I always read to Leelee above her level, I think this is important for children. How do children increase their understanding & vocabulary if you only ever expose them to literature at or below their comprehension level? A good mix is essential.
We are reading Tolkein, Doctor Seuss & Sam McBratney simultaneously.
I support this approach wholeheartedly when it relates to language, but not themes.
I recently had someone read LeeLee a traditional style fairytale which contained inappropriate themes and vocabulary. The boy in the story picked the biggest Lioness and beat her savagely over the head to make the other Lionesses cower in fear of him; twelve Lionesses “tore flesh from the Ogre” - this kind of visceral language and adult theme has no place in my child’s delicate mind & heart.
My poor girl has suffered nightmares for a whole week now.
When I suggested to the person who read the story, that it had not been age appropriate, the snappy retort was “well it’s not as inappropriate as Lord of the Rings!”.
So here is my caveat: I read my daughter ‘The Hobbit’ and I’m proud of it. We read all about the arduous journey through the snow and the wind, up the treacherous mountain paths; Tolkein’s visual descriptions of the landscapes are superb. Leelee goes to sleep and I read on through the chapters with the Goblins & Wolves who capture and plan to eat the dwarves.
The next evening, we join the characters on the next part of their journey. If any explanation is necessary, it is brief
Now they’ve passed the mountain after getting a little lost, the party has continued into the woods where the King of the Eagles has just rescued them…
It is heavily edited.
I assumed this was obvious. To me it is common sense that a parent adjusts literature to the level of their child’s emotional maturity.
I even edit out words like ‘stupid’ ‘dumb’ etc out of Enid Blyton books!

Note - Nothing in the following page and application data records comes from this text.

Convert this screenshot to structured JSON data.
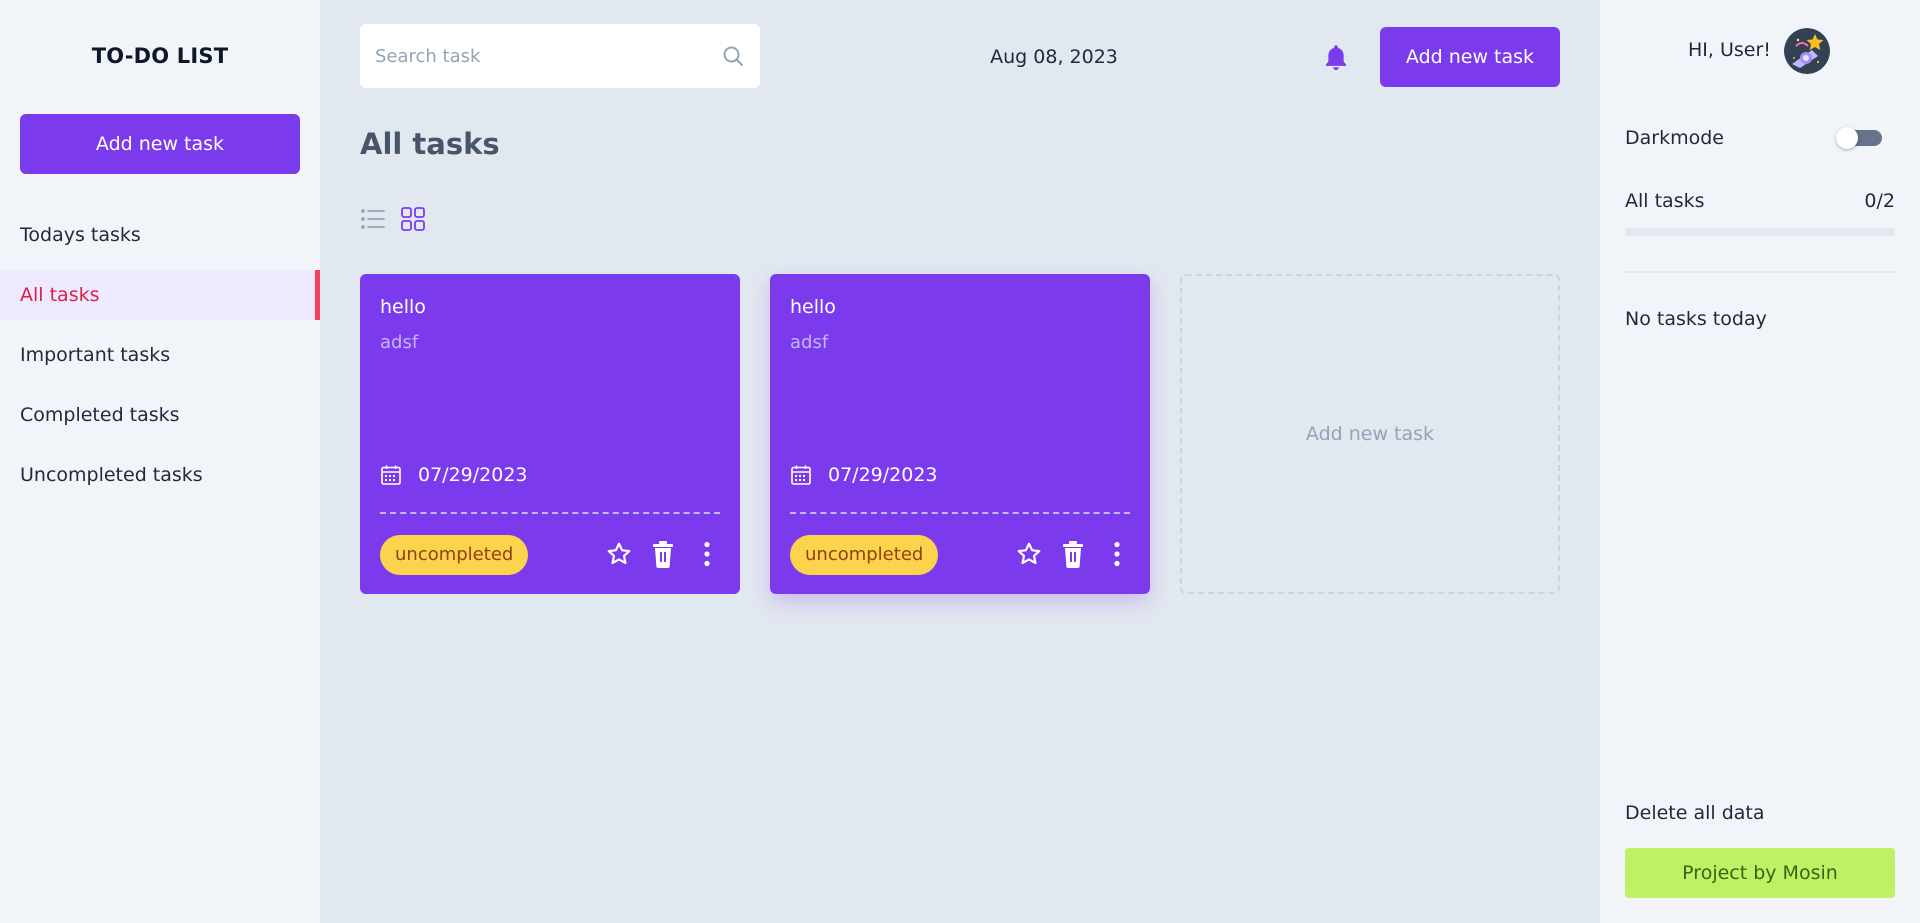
{
  "app": {
    "brand": "TO-DO LIST",
    "accent_color": "#7c3aed"
  },
  "sidebar": {
    "add_button": "Add new task",
    "items": [
      {
        "label": "Todays tasks",
        "active": false
      },
      {
        "label": "All tasks",
        "active": true
      },
      {
        "label": "Important tasks",
        "active": false
      },
      {
        "label": "Completed tasks",
        "active": false
      },
      {
        "label": "Uncompleted tasks",
        "active": false
      }
    ]
  },
  "header": {
    "search_placeholder": "Search task",
    "date": "Aug 08, 2023",
    "add_button": "Add new task",
    "icons": {
      "search": "search-icon",
      "notification": "bell-icon"
    }
  },
  "main": {
    "title": "All tasks",
    "view_modes": [
      "list",
      "grid"
    ],
    "active_view": "grid",
    "tasks": [
      {
        "title": "hello",
        "description": "adsf",
        "date": "07/29/2023",
        "status": "uncompleted"
      },
      {
        "title": "hello",
        "description": "adsf",
        "date": "07/29/2023",
        "status": "uncompleted"
      }
    ],
    "add_card_label": "Add new task"
  },
  "right_panel": {
    "greeting": "HI, User!",
    "darkmode_label": "Darkmode",
    "darkmode_enabled": false,
    "progress_label": "All tasks",
    "progress_count": "0/2",
    "progress_fraction": 0,
    "today_message": "No tasks today",
    "delete_all": "Delete all data",
    "credit_button": "Project by Mosin"
  }
}
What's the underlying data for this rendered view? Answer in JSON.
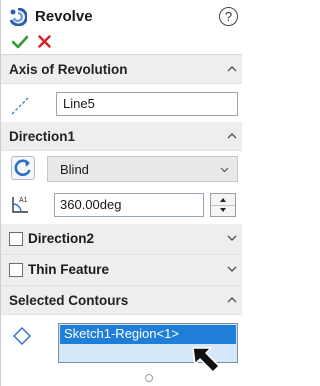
{
  "title": "Revolve",
  "help_glyph": "?",
  "icons": {
    "feature": "revolve-icon",
    "help": "help-icon",
    "ok": "checkmark-icon",
    "cancel": "close-icon",
    "axis": "axis-line-icon",
    "reverse": "reverse-direction-icon",
    "angle": "angle-icon",
    "contours": "contour-diamond-icon"
  },
  "colors": {
    "ok": "#2aa02a",
    "cancel": "#d62020",
    "selection": "#1f7fd8",
    "listbox_bg": "#d5e8fa"
  },
  "axis_of_revolution": {
    "header": "Axis of Revolution",
    "value": "Line5"
  },
  "direction1": {
    "header": "Direction1",
    "end_condition": "Blind",
    "angle": "360.00deg"
  },
  "direction2": {
    "label": "Direction2",
    "checked": false
  },
  "thin_feature": {
    "label": "Thin Feature",
    "checked": false
  },
  "selected_contours": {
    "header": "Selected Contours",
    "items": [
      "Sketch1-Region<1>"
    ]
  }
}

The characters in my stories always interact respectfully with each other.